• **ASSIGNMENT**
As the answer, give every line of the records that includes the word "JSON".

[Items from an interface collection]
- - - -

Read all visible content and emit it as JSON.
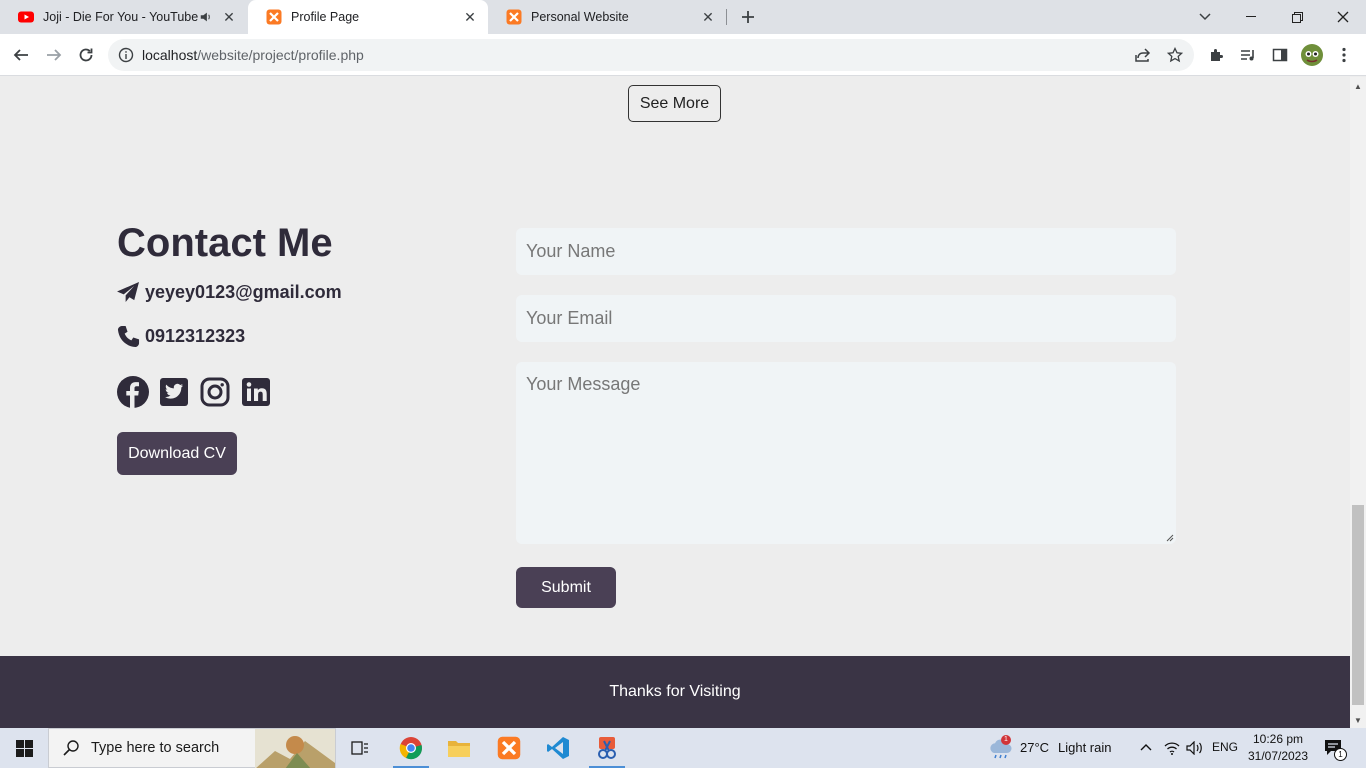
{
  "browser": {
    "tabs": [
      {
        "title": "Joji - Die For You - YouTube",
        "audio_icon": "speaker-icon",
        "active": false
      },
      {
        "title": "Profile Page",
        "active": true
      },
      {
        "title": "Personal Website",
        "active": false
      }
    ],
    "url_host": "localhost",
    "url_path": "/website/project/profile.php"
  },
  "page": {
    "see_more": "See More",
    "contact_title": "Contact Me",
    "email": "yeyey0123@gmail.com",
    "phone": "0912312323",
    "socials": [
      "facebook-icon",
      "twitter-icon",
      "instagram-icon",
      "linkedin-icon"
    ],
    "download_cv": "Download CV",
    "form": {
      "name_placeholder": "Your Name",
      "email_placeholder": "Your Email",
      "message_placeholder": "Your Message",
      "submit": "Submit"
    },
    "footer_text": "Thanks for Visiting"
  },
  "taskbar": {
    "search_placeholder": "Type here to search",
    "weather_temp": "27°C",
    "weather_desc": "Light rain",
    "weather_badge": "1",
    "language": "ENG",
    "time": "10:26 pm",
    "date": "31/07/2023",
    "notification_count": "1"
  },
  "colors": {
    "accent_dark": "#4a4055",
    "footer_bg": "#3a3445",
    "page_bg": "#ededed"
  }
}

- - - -

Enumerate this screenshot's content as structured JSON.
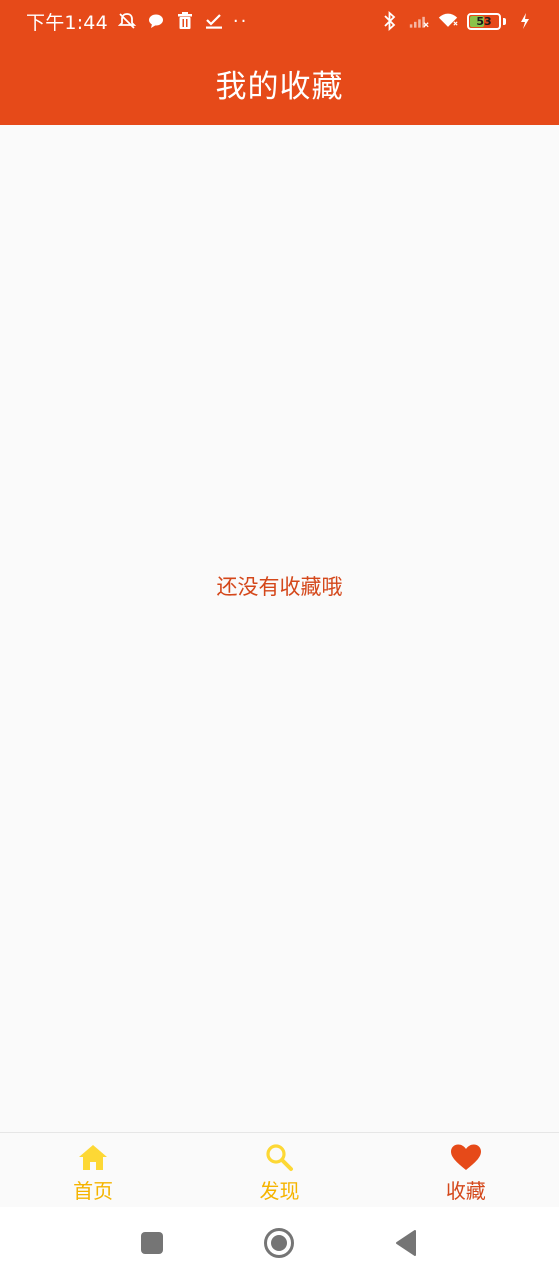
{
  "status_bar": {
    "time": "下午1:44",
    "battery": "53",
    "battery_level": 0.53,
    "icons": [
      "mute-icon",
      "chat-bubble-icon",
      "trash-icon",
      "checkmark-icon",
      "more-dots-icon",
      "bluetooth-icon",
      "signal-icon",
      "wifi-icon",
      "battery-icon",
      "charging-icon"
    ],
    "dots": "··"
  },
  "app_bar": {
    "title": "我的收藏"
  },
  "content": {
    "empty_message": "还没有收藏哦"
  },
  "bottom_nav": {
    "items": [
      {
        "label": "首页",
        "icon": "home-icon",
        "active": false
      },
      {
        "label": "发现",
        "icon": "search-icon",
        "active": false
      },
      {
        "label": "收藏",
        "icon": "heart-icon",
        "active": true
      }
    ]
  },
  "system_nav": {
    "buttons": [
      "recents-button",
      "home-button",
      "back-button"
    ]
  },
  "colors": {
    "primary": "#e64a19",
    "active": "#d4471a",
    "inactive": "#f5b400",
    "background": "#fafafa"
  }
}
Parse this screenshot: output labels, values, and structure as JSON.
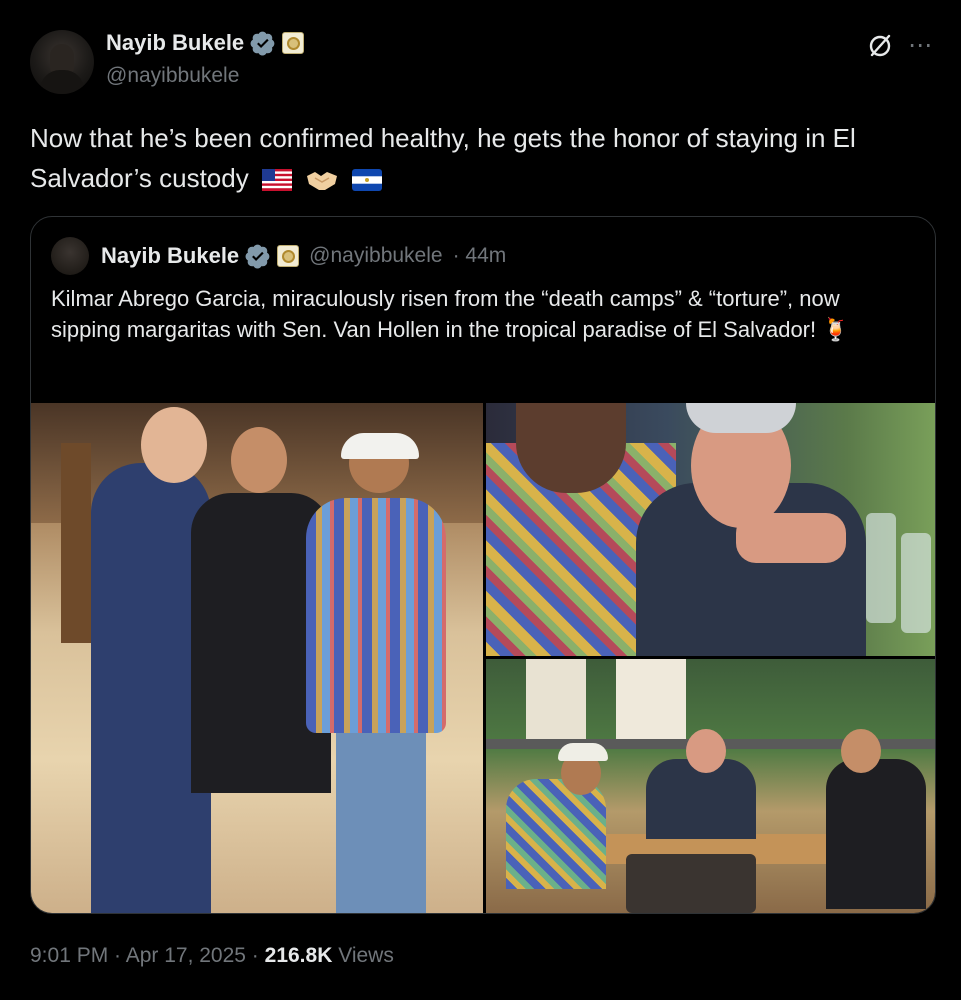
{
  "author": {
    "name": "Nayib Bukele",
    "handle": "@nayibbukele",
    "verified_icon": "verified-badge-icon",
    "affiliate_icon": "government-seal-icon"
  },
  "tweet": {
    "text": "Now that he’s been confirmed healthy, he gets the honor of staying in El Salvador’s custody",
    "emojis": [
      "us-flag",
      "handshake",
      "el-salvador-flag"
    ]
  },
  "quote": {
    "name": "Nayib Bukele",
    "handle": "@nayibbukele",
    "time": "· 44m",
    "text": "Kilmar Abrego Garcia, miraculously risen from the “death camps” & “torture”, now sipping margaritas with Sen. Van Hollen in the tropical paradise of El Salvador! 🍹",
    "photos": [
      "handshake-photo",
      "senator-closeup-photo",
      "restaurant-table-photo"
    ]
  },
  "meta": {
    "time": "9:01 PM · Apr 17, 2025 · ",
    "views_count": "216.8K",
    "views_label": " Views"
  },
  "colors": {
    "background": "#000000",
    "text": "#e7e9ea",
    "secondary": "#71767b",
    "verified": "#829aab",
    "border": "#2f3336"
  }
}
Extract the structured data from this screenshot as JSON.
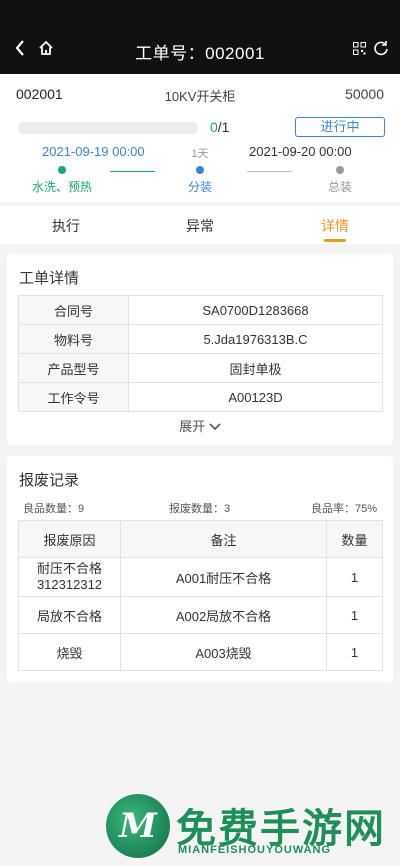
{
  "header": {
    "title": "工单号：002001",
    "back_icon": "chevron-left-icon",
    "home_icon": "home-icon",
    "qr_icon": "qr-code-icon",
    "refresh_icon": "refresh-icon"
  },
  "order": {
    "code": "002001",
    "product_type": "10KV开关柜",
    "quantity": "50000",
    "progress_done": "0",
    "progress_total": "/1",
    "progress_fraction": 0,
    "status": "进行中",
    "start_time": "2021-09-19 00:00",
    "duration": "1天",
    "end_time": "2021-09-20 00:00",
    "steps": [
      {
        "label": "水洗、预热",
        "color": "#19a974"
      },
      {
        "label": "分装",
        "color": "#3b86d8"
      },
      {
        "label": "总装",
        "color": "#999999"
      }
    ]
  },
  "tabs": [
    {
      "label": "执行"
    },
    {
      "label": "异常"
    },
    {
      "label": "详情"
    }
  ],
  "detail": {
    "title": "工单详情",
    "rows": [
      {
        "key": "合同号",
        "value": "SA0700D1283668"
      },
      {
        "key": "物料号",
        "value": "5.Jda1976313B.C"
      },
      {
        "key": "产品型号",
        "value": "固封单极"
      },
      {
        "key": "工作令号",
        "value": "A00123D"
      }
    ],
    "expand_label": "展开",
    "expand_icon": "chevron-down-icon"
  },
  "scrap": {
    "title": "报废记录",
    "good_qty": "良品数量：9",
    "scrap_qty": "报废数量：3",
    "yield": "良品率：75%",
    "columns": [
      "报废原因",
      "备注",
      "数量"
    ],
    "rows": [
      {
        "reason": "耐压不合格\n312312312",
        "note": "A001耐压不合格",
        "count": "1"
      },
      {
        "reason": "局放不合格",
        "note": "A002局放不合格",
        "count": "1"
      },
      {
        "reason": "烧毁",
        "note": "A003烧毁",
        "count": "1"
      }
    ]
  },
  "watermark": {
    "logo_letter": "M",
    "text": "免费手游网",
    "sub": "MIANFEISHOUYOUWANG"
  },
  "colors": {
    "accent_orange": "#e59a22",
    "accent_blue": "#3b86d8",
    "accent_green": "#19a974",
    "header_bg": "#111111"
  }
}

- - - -

• **TASK OUTPUT**
Read all visible content and emit it as JSON.
Enumerate this screenshot's content as structured JSON.
Parse this screenshot: output labels, values, and structure as JSON.
Extract the structured data from this screenshot as JSON.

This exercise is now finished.